Businessweek dropped a minor bomb last week with a piece titled, “Where J.Crew Shops for Ideas.” The answer, surprisingly enough, seems to be Freemans Sporting Club and Steven Alan. We’re fans of all three—and also fans of squashing beef—but the whole piece seems to be under the impression that a retail style is the kind of thing you can just copy, like a haircut or a term paper. Not quite...
As usual, there’s a lot more in the way of sly suggestion than concrete detail, but the biggest blow is this picture, which counts out the seven deadly imitations in J.Crew’s men’s shop. Two of them (the presence of Alden shoes and Barbour jackets) are sins you could find in just about any men’s shop worth its salt, while a third (laying out shirts on a steamer trunk) comes from a Globe Trotter collab the Crew’s been running since mid-2008. The fact that FSC has a few steamer trunks lying around hardly compares. The ’30s obsession and Afghan rug both probably trace back to Ralph Lauren—hardly a neighborhood outfit.
But the real problem with this sort of trend-watching is just how diffuse these sorts of market shifts are. Nobody had the idea of collaborating with Alden first, or stocking Barbour jackets. It was an industry-wide push, with each store inching out a little farther, testing out ideas to see what the market could support.
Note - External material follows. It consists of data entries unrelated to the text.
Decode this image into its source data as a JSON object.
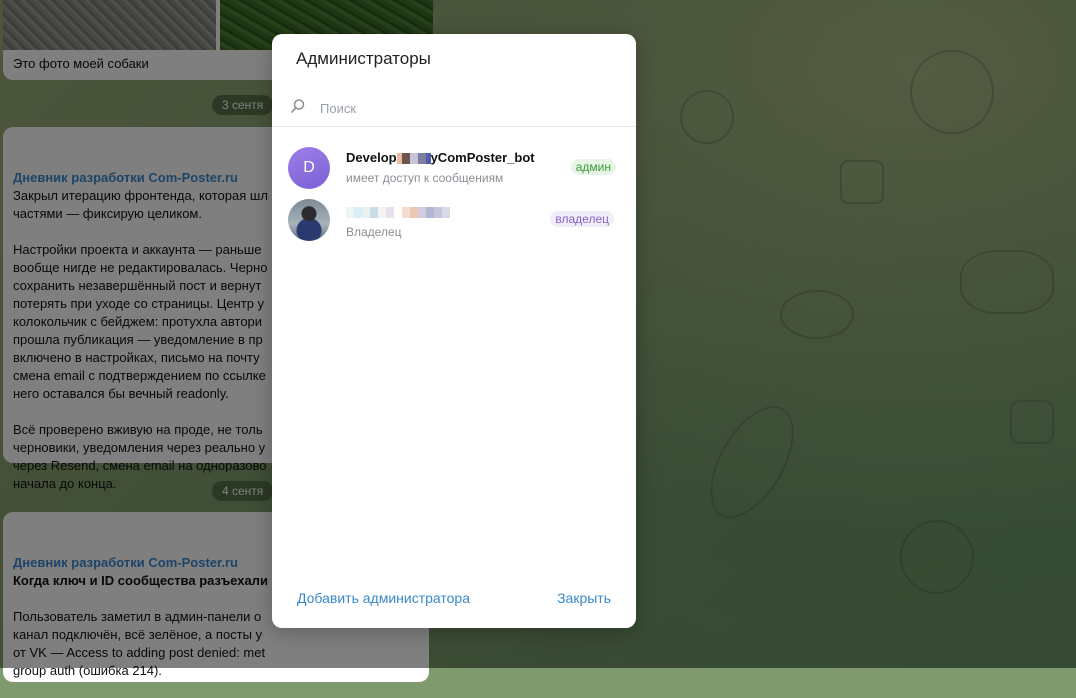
{
  "chat": {
    "photo_caption": "Это фото моей собаки",
    "date_1": "3 сентя",
    "date_2": "4 сентя",
    "msg1": {
      "author": "Дневник разработки Com-Poster.ru",
      "text": "Закрыл итерацию фронтенда, которая шл\nчастями — фиксирую целиком.\n\nНастройки проекта и аккаунта — раньше\nвообще нигде не редактировалась. Черно\nсохранить незавершённый пост и вернут\nпотерять при уходе со страницы. Центр у\nколокольчик с бейджем: протухла автори\nпрошла публикация — уведомление в пр\nвключено в настройках, письмо на почту\nсмена email с подтверждением по ссылке\nнего оставался бы вечный readonly.\n\nВсё проверено вживую на проде, не толь\nчерновики, уведомления через реально у\nчерез Resend, смена email на одноразово\nначала до конца."
    },
    "msg2": {
      "author": "Дневник разработки Com-Poster.ru",
      "headline": "Когда ключ и ID сообщества разъехали",
      "text": "\nПользователь заметил в админ-панели о\nканал подключён, всё зелёное, а посты у\nот VK — Access to adding post denied: met\ngroup auth (ошибка 214)."
    }
  },
  "modal": {
    "title": "Администраторы",
    "search_placeholder": "Поиск",
    "admins": [
      {
        "avatar_letter": "D",
        "name_start": "Develop",
        "name_end": "yComPoster_bot",
        "status": "имеет доступ к сообщениям",
        "role": "админ"
      },
      {
        "avatar_letter": "",
        "name_start": "",
        "name_end": "",
        "status": "Владелец",
        "role": "владелец"
      }
    ],
    "add_button": "Добавить администратора",
    "close_button": "Закрыть"
  },
  "colors": {
    "accent": "#3a88c9",
    "admin_badge": "#3a9a3a",
    "owner_badge": "#8a63c8",
    "avatar_purple": "#8a6fe0"
  }
}
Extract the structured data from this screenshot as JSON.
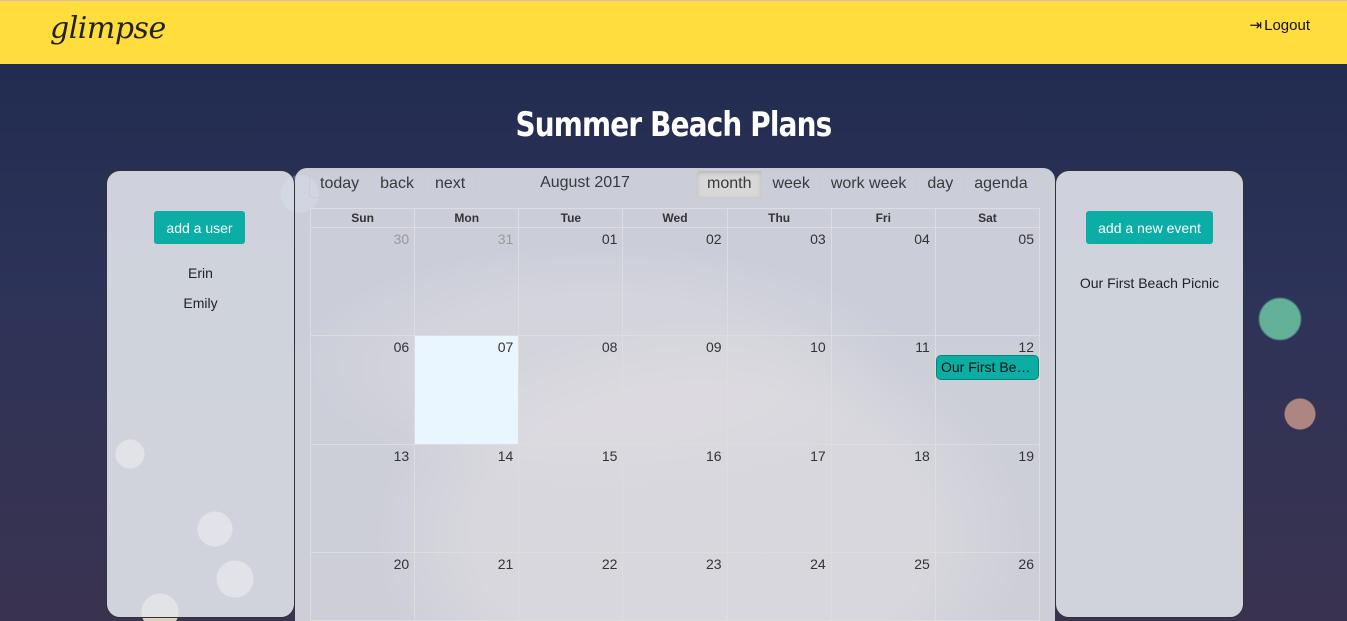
{
  "header": {
    "logo": "glimpse",
    "logout_label": "Logout",
    "logout_icon": "sign-in-icon",
    "bg_color": "#ffdd3d"
  },
  "page": {
    "title": "Summer Beach Plans"
  },
  "users_panel": {
    "add_button": "add a user",
    "users": [
      "Erin",
      "Emily"
    ]
  },
  "events_panel": {
    "add_button": "add a new event",
    "events": [
      "Our First Beach Picnic"
    ]
  },
  "calendar": {
    "nav": [
      "today",
      "back",
      "next"
    ],
    "label": "August 2017",
    "views": [
      "month",
      "week",
      "work week",
      "day",
      "agenda"
    ],
    "active_view": "month",
    "weekdays": [
      "Sun",
      "Mon",
      "Tue",
      "Wed",
      "Thu",
      "Fri",
      "Sat"
    ],
    "weeks": [
      [
        "30",
        "31",
        "01",
        "02",
        "03",
        "04",
        "05"
      ],
      [
        "06",
        "07",
        "08",
        "09",
        "10",
        "11",
        "12"
      ],
      [
        "13",
        "14",
        "15",
        "16",
        "17",
        "18",
        "19"
      ],
      [
        "20",
        "21",
        "22",
        "23",
        "24",
        "25",
        "26"
      ]
    ],
    "off_range": [
      "30",
      "31"
    ],
    "today": "07",
    "event_chip": "Our First Beach Picnic",
    "accent_color": "#0bada4"
  }
}
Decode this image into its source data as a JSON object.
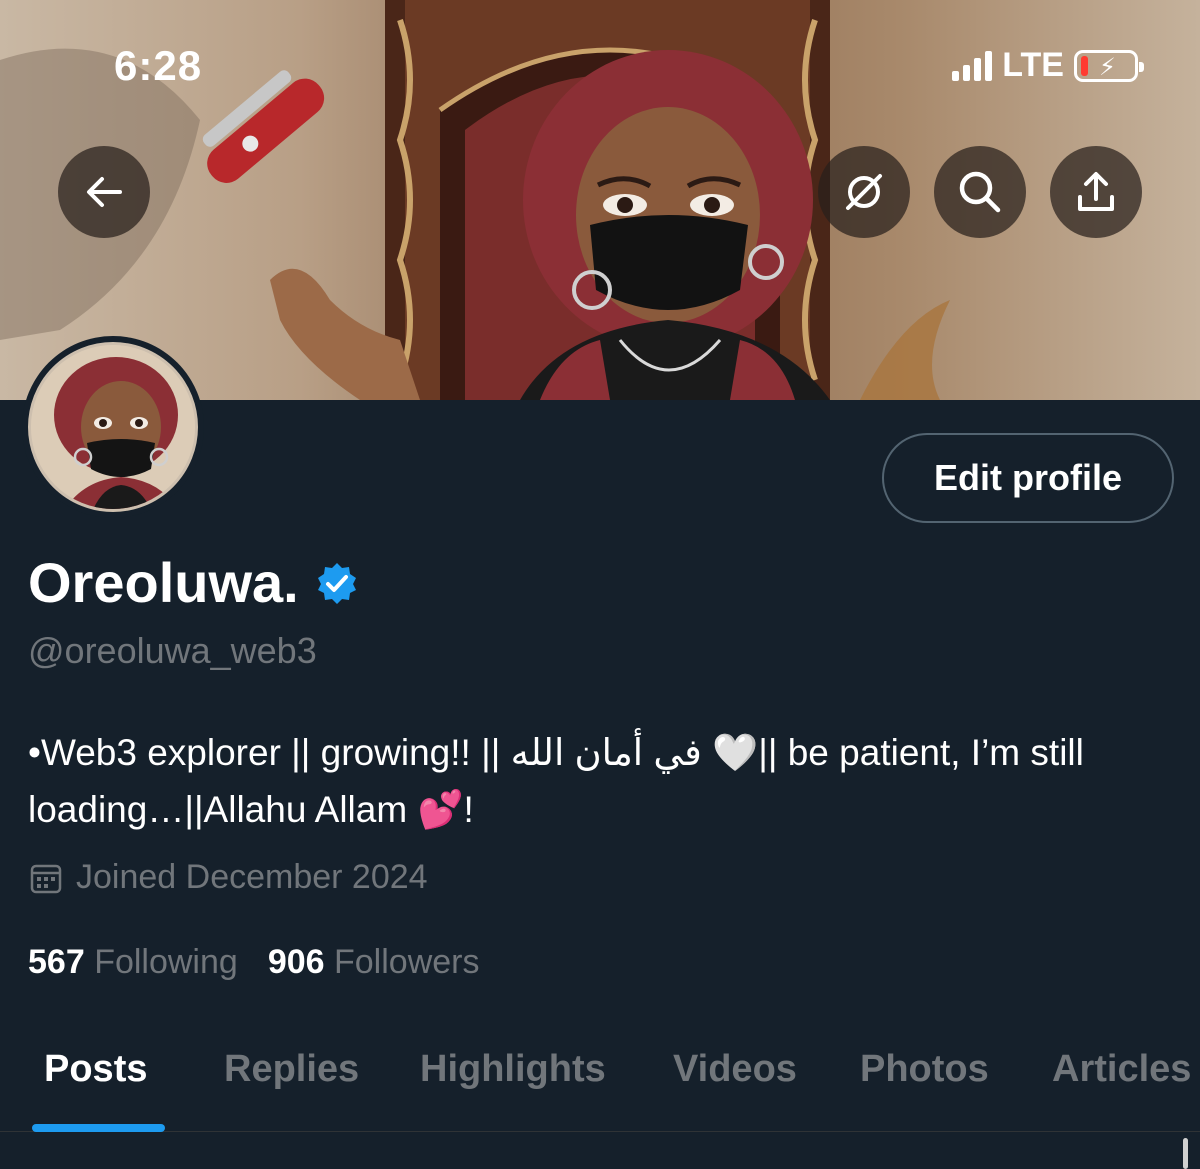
{
  "status_bar": {
    "time": "6:28",
    "network": "LTE"
  },
  "header": {
    "back_icon": "arrow-left-icon",
    "grok_icon": "grok-icon",
    "search_icon": "search-icon",
    "share_icon": "share-icon"
  },
  "profile": {
    "name": "Oreoluwa.",
    "handle": "@oreoluwa_web3",
    "verified": true,
    "edit_label": "Edit profile",
    "bio": "•Web3 explorer || growing!! || في أمان الله 🤍|| be patient, I’m still loading…||Allahu Allam 💕!",
    "joined": "Joined December 2024",
    "following_count": "567",
    "following_label": "Following",
    "followers_count": "906",
    "followers_label": "Followers"
  },
  "tabs": [
    "Posts",
    "Replies",
    "Highlights",
    "Videos",
    "Photos",
    "Articles"
  ],
  "colors": {
    "accent": "#1d9bf0",
    "background": "#15202b",
    "muted": "#71767b"
  }
}
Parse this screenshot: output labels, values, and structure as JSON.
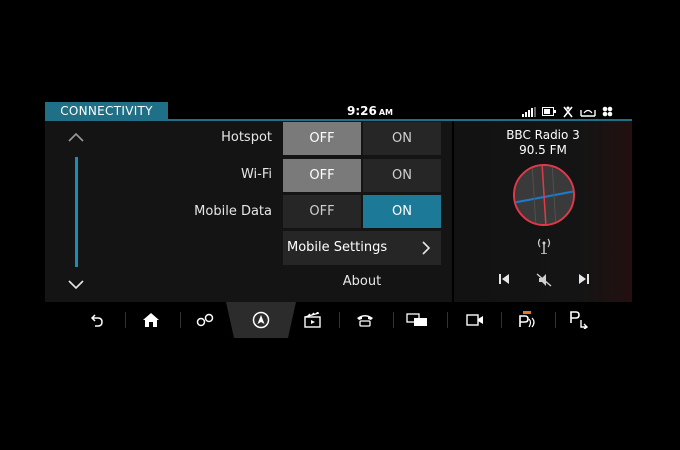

If there’s a Big Idea here, it’s that a mass-market retail brand can function like a department store—complementing branded clothing with like-minded goods from elsewhere—but that’s not something anyone else does, and it’s not something local shops have the infrastructure to even consider.
So we’re going to call “fair play” on this one, at least until we start seeing stuffed pheasants on Fifth Avenue.